*AIM OF THE EXERCISE:* Find the word "Subscribed" in the records and copy every line where it occurs.

-=-=-

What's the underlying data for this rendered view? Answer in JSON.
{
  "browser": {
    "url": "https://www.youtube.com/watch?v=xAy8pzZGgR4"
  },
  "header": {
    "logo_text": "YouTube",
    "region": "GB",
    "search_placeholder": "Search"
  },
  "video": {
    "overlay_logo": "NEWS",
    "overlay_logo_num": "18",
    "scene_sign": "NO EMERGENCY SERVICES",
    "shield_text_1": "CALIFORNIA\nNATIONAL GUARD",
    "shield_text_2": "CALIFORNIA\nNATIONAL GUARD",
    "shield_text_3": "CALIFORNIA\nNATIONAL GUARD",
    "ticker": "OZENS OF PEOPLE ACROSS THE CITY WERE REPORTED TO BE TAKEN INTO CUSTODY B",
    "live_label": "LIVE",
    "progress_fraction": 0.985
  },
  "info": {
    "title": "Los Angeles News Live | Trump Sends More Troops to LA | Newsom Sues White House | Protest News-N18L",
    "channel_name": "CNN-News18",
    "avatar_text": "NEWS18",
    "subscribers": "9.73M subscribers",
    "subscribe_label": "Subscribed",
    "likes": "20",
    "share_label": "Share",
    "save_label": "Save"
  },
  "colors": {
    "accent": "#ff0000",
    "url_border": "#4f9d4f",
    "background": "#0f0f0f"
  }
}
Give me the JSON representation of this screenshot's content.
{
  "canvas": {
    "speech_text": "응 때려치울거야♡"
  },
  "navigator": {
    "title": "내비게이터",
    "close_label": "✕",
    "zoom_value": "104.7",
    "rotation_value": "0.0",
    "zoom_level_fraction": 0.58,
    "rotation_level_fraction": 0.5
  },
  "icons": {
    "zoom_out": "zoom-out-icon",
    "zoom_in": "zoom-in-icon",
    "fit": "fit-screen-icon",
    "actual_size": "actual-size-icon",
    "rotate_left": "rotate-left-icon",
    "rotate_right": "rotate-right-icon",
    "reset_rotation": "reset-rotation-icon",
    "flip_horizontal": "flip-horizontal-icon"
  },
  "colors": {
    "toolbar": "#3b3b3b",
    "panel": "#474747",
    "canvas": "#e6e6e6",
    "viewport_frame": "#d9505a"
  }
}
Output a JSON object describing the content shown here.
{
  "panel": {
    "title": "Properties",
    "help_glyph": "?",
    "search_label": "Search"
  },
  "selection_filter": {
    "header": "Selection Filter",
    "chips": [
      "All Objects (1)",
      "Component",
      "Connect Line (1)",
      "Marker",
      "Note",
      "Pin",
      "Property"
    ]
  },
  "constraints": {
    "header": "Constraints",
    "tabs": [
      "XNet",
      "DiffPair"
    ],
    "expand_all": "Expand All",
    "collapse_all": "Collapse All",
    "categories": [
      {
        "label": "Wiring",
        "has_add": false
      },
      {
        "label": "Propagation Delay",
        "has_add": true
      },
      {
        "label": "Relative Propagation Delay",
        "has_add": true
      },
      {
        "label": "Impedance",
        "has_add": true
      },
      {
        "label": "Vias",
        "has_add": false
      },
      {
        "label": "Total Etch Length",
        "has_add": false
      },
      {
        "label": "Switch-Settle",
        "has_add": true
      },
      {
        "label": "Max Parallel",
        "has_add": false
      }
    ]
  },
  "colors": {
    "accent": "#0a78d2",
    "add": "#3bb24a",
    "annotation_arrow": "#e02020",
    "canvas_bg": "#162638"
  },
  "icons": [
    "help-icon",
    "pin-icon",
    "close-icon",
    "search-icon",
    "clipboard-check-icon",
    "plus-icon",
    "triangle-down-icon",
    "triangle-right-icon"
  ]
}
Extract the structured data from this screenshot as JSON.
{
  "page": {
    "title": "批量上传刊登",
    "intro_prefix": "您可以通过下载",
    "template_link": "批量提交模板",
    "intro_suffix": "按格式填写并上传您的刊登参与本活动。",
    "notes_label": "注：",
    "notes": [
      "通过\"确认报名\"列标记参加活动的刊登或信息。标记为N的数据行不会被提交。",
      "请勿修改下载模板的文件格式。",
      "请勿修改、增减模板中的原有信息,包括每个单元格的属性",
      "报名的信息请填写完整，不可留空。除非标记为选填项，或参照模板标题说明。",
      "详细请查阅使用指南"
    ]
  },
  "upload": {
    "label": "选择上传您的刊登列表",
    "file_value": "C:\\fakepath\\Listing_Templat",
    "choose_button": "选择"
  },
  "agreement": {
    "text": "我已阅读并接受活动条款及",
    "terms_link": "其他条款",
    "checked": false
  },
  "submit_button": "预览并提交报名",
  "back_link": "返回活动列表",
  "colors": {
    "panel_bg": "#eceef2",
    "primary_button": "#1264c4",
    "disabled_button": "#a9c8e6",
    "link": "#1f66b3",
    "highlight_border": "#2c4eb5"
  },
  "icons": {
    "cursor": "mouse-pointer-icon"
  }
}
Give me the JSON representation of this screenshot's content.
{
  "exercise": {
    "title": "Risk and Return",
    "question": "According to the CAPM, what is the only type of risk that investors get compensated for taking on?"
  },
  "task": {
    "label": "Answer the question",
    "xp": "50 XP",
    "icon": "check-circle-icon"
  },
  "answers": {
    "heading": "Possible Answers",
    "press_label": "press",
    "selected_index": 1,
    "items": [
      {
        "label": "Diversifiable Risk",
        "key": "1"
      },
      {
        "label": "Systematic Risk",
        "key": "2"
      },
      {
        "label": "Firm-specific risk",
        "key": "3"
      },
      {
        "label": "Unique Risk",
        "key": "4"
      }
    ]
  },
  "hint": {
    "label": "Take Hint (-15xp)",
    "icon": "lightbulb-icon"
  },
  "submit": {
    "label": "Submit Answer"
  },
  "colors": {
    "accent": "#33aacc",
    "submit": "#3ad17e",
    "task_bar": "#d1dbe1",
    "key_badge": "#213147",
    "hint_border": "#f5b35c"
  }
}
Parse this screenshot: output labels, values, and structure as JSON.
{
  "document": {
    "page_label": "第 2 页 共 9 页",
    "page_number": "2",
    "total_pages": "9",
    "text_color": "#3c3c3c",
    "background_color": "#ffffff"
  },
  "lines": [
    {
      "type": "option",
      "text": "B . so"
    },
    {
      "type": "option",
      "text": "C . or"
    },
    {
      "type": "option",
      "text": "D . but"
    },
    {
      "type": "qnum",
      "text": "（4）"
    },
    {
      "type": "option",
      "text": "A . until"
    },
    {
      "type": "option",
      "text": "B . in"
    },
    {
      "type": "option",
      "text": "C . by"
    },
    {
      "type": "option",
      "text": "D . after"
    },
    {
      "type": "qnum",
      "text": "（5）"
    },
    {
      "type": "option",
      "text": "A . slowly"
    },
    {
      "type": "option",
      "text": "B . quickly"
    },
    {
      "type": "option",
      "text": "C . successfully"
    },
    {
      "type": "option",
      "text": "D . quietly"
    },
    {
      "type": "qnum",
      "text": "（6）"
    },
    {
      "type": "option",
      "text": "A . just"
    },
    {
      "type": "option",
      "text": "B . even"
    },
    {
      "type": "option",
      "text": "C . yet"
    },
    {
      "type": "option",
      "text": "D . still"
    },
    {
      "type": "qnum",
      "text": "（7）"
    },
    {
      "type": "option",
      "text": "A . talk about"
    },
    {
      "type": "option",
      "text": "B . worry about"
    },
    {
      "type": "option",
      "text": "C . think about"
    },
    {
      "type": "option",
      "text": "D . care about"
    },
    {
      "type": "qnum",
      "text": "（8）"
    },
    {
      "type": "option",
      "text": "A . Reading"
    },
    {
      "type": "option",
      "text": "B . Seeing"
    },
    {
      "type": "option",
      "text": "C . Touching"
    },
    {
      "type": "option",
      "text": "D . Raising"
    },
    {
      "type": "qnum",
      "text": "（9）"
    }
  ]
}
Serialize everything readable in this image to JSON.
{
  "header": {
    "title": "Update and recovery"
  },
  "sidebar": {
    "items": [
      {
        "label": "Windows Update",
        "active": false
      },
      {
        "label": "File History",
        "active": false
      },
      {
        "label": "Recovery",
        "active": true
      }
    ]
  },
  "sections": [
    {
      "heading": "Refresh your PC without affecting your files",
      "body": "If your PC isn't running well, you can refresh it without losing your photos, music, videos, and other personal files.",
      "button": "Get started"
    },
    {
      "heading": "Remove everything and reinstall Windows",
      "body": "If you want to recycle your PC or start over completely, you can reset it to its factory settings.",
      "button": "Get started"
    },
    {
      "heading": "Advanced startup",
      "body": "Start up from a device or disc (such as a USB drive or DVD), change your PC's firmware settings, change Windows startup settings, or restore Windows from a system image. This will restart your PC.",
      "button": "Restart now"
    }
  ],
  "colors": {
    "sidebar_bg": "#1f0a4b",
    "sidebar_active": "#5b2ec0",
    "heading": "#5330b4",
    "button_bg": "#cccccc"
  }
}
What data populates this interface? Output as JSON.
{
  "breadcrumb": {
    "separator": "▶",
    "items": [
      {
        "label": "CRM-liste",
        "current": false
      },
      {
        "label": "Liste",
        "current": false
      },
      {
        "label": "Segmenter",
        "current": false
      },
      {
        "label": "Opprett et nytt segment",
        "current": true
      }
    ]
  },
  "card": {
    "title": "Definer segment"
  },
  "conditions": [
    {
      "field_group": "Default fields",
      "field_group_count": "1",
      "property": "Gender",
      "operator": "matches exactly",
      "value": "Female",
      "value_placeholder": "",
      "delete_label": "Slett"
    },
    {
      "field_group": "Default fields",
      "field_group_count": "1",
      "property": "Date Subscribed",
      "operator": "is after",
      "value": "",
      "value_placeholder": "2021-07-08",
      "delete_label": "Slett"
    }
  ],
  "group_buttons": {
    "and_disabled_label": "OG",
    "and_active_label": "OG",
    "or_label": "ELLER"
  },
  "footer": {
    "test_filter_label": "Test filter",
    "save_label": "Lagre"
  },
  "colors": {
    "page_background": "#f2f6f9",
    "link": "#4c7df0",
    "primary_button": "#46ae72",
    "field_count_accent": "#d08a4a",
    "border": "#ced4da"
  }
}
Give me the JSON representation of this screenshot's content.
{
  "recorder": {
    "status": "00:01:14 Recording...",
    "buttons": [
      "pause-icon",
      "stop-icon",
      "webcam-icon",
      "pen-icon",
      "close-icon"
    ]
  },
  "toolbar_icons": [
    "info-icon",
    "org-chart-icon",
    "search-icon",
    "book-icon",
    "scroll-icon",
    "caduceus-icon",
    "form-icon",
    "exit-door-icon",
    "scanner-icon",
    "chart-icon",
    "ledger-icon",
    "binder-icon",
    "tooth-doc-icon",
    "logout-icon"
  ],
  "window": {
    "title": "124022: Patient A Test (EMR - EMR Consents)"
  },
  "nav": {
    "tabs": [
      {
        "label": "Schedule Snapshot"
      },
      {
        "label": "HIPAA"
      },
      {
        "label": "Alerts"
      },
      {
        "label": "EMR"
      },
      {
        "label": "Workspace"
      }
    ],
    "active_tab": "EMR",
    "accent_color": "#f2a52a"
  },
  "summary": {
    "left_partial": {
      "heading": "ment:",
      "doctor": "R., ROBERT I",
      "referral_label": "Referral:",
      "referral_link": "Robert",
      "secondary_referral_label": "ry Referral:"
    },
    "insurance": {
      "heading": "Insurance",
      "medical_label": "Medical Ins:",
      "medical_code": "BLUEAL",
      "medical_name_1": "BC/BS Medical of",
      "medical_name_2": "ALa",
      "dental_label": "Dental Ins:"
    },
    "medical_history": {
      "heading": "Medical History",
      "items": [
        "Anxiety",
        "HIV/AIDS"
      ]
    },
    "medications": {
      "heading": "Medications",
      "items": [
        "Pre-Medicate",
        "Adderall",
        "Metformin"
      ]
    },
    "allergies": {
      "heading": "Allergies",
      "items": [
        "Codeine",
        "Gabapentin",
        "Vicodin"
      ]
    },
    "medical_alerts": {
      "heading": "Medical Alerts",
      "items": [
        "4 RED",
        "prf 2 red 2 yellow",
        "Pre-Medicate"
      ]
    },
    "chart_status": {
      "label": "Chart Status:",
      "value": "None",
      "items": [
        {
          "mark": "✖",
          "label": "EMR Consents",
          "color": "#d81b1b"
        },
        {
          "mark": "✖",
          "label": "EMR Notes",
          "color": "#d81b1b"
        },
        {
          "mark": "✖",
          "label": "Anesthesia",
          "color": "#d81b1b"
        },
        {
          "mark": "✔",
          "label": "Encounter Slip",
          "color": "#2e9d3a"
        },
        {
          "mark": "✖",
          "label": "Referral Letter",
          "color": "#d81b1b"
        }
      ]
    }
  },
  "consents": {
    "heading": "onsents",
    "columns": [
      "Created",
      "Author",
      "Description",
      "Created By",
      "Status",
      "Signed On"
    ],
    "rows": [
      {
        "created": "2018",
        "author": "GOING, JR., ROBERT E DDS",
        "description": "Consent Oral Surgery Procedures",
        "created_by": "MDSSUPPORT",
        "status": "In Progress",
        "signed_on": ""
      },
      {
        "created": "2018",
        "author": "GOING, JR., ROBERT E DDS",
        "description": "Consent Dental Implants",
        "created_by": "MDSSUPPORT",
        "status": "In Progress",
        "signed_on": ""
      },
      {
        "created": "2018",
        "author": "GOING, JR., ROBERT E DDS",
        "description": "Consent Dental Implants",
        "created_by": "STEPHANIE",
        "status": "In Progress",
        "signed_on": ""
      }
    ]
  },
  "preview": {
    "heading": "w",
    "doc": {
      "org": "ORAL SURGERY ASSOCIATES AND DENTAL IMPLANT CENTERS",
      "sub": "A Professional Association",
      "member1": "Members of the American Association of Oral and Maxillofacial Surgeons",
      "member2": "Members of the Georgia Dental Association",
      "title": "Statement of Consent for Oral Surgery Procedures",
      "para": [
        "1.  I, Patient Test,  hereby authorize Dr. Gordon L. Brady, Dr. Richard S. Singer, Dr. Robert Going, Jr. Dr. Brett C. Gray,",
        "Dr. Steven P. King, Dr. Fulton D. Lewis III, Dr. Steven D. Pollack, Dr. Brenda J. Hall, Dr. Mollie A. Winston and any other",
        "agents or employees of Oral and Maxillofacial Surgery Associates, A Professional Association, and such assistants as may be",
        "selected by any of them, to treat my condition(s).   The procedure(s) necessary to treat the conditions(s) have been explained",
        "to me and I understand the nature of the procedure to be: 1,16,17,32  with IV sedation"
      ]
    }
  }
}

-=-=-

*ANSWER SECTION:*
    "subscribe_label": "Subscribed",
      "property": "Date Subscribed",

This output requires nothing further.